Spooks to spy on Lonsdale youth
18 January 2006, AMSTERDAM — The Dutch intelligence service (AIVD) will be on alert for right-wing extremists trying to radicalise native Dutch teens, Interior Minister Johan Remkes said on Wednesday.
18 January 2006
AMSTERDAM — The Dutch intelligence service (AIVD) will be on alert for right-wing extremists trying to radicalise native Dutch teens, Interior Minister Johan Remkes said on Wednesday.
The minister gave this commitment in a letter sent to parliament in response to a supplementary report by the AIVD into the 'Lonsdale youth'.
Groups of white, native Dutch youths who dress in clothes made by Lonsdale have been associated with racist incidents and anti-social behaviour.
Mayor Job Cohen warned on Tuesday of unrest in Amsterdam due to the activities of 'problem youth'. There has been a lot of attention recently on anti-social behaviour by Moroccan teens, but Cohen said many incidents involving native Dutch teens had not made it to the media.

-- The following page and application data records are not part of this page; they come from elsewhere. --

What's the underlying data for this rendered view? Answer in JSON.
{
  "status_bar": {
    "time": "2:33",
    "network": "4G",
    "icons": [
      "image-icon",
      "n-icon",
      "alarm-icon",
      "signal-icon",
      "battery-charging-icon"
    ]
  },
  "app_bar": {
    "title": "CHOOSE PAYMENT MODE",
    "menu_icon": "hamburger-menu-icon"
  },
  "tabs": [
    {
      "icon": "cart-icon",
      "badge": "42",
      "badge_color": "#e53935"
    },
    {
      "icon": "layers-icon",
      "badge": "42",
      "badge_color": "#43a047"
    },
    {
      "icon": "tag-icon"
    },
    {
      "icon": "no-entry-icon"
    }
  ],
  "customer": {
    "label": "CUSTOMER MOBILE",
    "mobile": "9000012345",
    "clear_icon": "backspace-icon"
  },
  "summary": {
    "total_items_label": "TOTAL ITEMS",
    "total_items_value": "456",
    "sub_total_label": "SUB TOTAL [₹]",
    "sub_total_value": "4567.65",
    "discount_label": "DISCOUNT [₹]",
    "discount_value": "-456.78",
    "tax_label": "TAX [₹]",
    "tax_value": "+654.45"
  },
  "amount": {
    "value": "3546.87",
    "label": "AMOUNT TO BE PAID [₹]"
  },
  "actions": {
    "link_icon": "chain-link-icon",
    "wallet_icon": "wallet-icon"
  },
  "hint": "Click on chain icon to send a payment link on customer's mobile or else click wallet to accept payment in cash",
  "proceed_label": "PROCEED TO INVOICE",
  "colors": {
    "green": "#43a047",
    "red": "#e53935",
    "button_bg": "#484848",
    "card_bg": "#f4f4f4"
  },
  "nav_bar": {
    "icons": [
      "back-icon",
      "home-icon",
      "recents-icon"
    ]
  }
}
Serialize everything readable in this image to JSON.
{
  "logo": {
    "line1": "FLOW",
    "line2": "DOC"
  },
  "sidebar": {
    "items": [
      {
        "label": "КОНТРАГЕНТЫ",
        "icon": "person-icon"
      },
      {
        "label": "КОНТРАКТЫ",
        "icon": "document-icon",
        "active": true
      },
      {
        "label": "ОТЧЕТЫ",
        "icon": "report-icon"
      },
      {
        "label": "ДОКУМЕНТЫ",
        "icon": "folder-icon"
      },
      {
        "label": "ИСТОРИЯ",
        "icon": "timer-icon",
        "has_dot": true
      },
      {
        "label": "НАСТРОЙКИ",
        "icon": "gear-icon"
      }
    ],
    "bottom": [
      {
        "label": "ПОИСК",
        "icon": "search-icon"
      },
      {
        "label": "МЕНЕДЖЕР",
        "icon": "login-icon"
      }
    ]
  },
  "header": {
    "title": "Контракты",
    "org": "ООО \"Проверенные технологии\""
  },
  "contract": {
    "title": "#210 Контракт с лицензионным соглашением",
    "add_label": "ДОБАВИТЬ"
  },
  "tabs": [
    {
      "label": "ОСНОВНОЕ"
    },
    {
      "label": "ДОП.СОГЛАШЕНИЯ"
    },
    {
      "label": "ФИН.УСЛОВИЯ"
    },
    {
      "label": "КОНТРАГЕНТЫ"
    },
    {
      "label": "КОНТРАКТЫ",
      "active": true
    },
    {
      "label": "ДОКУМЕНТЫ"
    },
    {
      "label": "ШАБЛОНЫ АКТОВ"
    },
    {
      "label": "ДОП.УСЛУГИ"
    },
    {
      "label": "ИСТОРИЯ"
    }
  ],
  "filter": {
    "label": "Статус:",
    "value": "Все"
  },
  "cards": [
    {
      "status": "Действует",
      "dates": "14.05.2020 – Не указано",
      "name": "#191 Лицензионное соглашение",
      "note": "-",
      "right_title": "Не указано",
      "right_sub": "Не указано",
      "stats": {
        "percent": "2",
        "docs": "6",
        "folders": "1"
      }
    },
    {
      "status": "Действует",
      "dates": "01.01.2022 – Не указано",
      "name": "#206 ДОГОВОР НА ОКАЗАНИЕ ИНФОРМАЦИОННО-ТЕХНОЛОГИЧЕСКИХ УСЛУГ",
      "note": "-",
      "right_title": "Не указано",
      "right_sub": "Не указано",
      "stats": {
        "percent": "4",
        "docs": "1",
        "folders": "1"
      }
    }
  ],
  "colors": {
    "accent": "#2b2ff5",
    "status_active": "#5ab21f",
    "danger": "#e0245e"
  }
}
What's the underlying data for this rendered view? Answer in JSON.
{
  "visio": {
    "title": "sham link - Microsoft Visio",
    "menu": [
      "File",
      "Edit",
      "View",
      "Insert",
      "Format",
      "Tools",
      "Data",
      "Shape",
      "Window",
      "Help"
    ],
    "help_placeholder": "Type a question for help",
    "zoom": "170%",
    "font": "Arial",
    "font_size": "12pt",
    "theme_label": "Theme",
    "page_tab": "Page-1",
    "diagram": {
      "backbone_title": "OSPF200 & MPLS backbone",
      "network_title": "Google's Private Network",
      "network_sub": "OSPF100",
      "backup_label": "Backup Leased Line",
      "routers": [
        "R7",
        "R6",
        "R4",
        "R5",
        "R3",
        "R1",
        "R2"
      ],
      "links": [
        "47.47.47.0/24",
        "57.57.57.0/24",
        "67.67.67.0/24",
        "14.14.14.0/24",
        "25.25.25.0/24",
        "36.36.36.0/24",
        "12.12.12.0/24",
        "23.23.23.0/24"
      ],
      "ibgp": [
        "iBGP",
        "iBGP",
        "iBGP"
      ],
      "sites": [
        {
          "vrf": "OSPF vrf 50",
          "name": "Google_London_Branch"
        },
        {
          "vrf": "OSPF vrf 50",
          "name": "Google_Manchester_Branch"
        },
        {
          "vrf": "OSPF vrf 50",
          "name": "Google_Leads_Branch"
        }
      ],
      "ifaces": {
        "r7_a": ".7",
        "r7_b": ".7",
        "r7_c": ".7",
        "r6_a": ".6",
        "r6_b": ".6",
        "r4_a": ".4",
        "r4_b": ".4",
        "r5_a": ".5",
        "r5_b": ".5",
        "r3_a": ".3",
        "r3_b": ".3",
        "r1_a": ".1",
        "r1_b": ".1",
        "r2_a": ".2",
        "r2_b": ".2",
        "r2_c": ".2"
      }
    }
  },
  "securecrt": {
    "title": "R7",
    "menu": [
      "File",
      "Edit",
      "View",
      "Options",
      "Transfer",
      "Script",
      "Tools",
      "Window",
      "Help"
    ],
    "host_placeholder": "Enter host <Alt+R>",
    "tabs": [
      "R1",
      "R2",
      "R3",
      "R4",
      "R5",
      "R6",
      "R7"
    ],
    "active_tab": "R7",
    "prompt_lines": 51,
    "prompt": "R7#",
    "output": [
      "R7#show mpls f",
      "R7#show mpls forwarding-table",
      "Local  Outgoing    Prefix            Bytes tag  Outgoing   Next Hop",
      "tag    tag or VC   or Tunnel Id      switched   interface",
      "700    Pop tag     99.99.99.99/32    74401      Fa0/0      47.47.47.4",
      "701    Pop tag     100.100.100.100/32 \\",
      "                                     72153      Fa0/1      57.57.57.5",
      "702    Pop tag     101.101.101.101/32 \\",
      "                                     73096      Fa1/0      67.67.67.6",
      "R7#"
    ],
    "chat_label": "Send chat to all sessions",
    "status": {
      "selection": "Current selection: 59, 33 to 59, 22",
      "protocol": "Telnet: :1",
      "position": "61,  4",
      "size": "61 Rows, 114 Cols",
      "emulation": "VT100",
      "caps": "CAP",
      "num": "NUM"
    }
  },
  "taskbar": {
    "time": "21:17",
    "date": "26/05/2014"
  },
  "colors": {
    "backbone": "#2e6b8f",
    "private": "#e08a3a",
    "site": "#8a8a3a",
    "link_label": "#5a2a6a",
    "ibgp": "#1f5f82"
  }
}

While the majority who wear Lonsdale clothing are no more troublesome than other teenagers, a hardcore have been accused of idolising the Nazis.
It has been suggested these teens wear Lonsdale clothes because the letters NSDA in Lonsdale approximate the initials of the Nationalsozialistiche Deutsche Arbeiter Partei, Hitler's Nazi party. The clothing manufacturer strongly rejects any association.
The AIVD issued its first report into the phenomenon last summer following two incidents. Right-wing youths fought with teenagers of the non-Dutch or allochtoon community in Venray and an Islamic school was targeted by arsonists on two occasions in Uden.
The report last year suggested most Lonsdale youth are not adherents of extreme right-wing philosophies, but xenophobia, nationalism and frustration with a multicultural society are common within the group.
The follow-up report confirmed only a minority of teens who wear Lonsdale clothes are supporters of right-wing extremists or have contact with extreme right-wing groups or parties. But young people may become interested in extreme right-wing politics through friends.
The AIVD said there was no national Lonsdale organisation. Other countries have similar cultures, but none have such a pronounced right-wing image.
Lonsdale youth could pose a potential threat to law and order because the culture's provocative symbols and language leads to conflicts with young people of non-Dutch backgrounds, the AIVD cautioned.
[Copyright Expatica News + ANP 2006]
Subject: Dutch news